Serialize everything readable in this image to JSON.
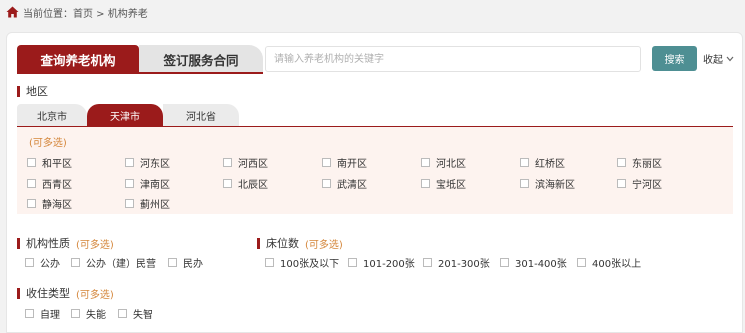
{
  "breadcrumb": {
    "text": "当前位置：首页 > 机构养老"
  },
  "tabs": [
    "查询养老机构",
    "签订服务合同"
  ],
  "search": {
    "placeholder": "请输入养老机构的关键字",
    "button": "搜索",
    "collapse": "收起"
  },
  "region": {
    "title": "地区",
    "provinces": [
      "北京市",
      "天津市",
      "河北省"
    ],
    "selected_province": "天津市",
    "hint": "(可多选)",
    "districts": [
      "和平区",
      "河东区",
      "河西区",
      "南开区",
      "河北区",
      "红桥区",
      "东丽区",
      "西青区",
      "津南区",
      "北辰区",
      "武清区",
      "宝坻区",
      "滨海新区",
      "宁河区",
      "静海区",
      "蓟州区"
    ]
  },
  "nature": {
    "title": "机构性质",
    "hint": "(可多选)",
    "options": [
      "公办",
      "公办（建）民营",
      "民办"
    ]
  },
  "beds": {
    "title": "床位数",
    "hint": "(可多选)",
    "options": [
      "100张及以下",
      "101-200张",
      "201-300张",
      "301-400张",
      "400张以上"
    ]
  },
  "intake": {
    "title": "收住类型",
    "hint": "(可多选)",
    "options": [
      "自理",
      "失能",
      "失智"
    ]
  },
  "colors": {
    "accent": "#9b1b1b",
    "search_button": "#4e8f93",
    "hint": "#d4863a"
  }
}
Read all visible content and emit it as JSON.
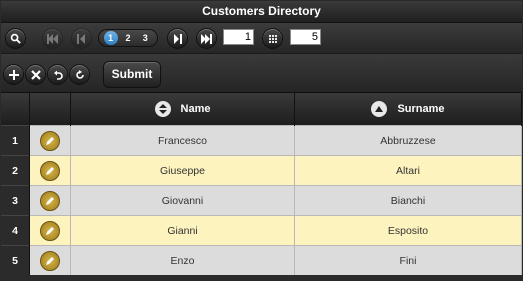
{
  "window": {
    "title": "Customers Directory"
  },
  "pager": {
    "pages": [
      "1",
      "2",
      "3"
    ],
    "current_page": "1",
    "page_input_value": "1",
    "rows_per_page_value": "5"
  },
  "toolbar": {
    "submit_label": "Submit"
  },
  "table": {
    "columns": [
      {
        "label": "Name",
        "sort": "both"
      },
      {
        "label": "Surname",
        "sort": "ascending"
      }
    ],
    "rows": [
      {
        "num": "1",
        "name": "Francesco",
        "surname": "Abbruzzese"
      },
      {
        "num": "2",
        "name": "Giuseppe",
        "surname": "Altari"
      },
      {
        "num": "3",
        "name": "Giovanni",
        "surname": "Bianchi"
      },
      {
        "num": "4",
        "name": "Gianni",
        "surname": "Esposito"
      },
      {
        "num": "5",
        "name": "Enzo",
        "surname": "Fini"
      }
    ]
  },
  "colors": {
    "row_odd": "#dcdcdc",
    "row_even": "#fdf3bf",
    "active_page": "#2b80c6",
    "edit_icon": "#c9a437"
  }
}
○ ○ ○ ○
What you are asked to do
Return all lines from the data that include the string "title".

Expected output
    "title": "地区",
    "title": "机构性质",
    "title": "床位数",
    "title": "收住类型",
    "title": "Customers Directory"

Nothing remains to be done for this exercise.